2 teaspoons glycerin
4 teaspoons distilled water
1/4 teaspoon rubbing alcohol

Use an eye dropper to add the solution to the tip of your pen. This will go a long way so don't double it! Store in an air tight bottle or other container.

Happy Blending~

Where do you buy plastic sleeves for an LTC?

Most hobby stores, comic book shops, art supply stores & some mega stores sell 100 count sleeves for under $1.00; they also sell the 9-pocket pages for displaying your LTCs.

What is the best way to cut an LTC sheet from a 12x12 sheet of paper?

You can get 16 LTCs from a 12x12 sheet of paper. You start by cutting the 12x12 into four 5x7s, then cut those into quarters. You'll be left with a small square scrap of paper in the middle of the original sheet. Link to a video showing how.

What information goes on the back of an LTC?

At a minimum, an LTC should include:
  • Title of card
  • Trail name of maker and/or signature stamp (some artists have special smaller stamps they use for LTCs)

Other information that you may want to include:
  • Swap name if it was traded in a swap
  • Number of card such as 1 of 20 or 1/20
  • Date (some use the tracker date, some use the card completion date)
  • The Atlas Quest listing number
  • Info on techniques, name of artist if the carve is based on artwork, background information
  • Your signature or initials
  • The carver's name if you used someone else's stamp
  • Any other info you find useful or interesting

What are some LTC ideas and techniques?

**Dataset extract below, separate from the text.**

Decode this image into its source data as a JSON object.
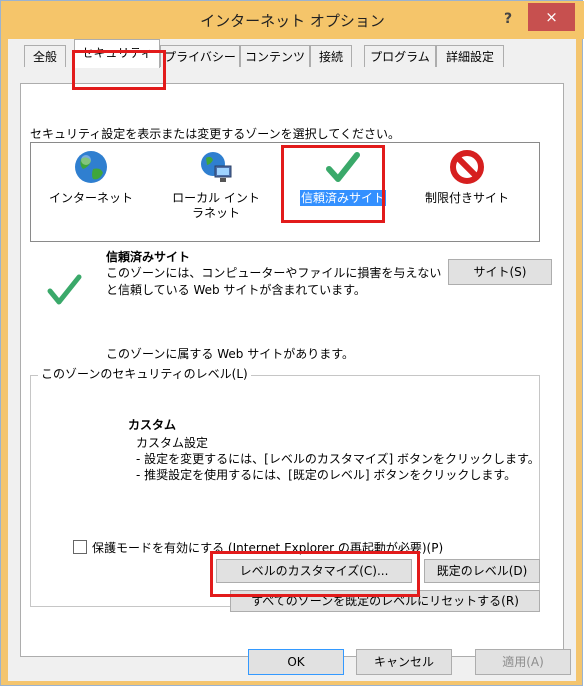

Here is a tracker by FloridaFour, which included links from several people for LTC techniques and tutorials. Many others are available online. Facebook is particularly a good way to discuss ideas, by joining various mixed media, art journaling, ATC and card making groups. Also look to see what groups your artsy friends have joined, and check them out.

How do I package a set of LTCs for a tracker?

Most hosts at this time prefer a taped, reusable flat mailer, because it keeps postage more consistent, and is easier to sort and send.

Here is a link to Chedva's bubble mailer tutorial. You can tape a flat mailer just like a bubble mailer:

Small trackers may use self-addressed stamped envelopes because for just a few cards, it is less postage, but this is less common, so please read each tracker and if you aren't sure, ask the host.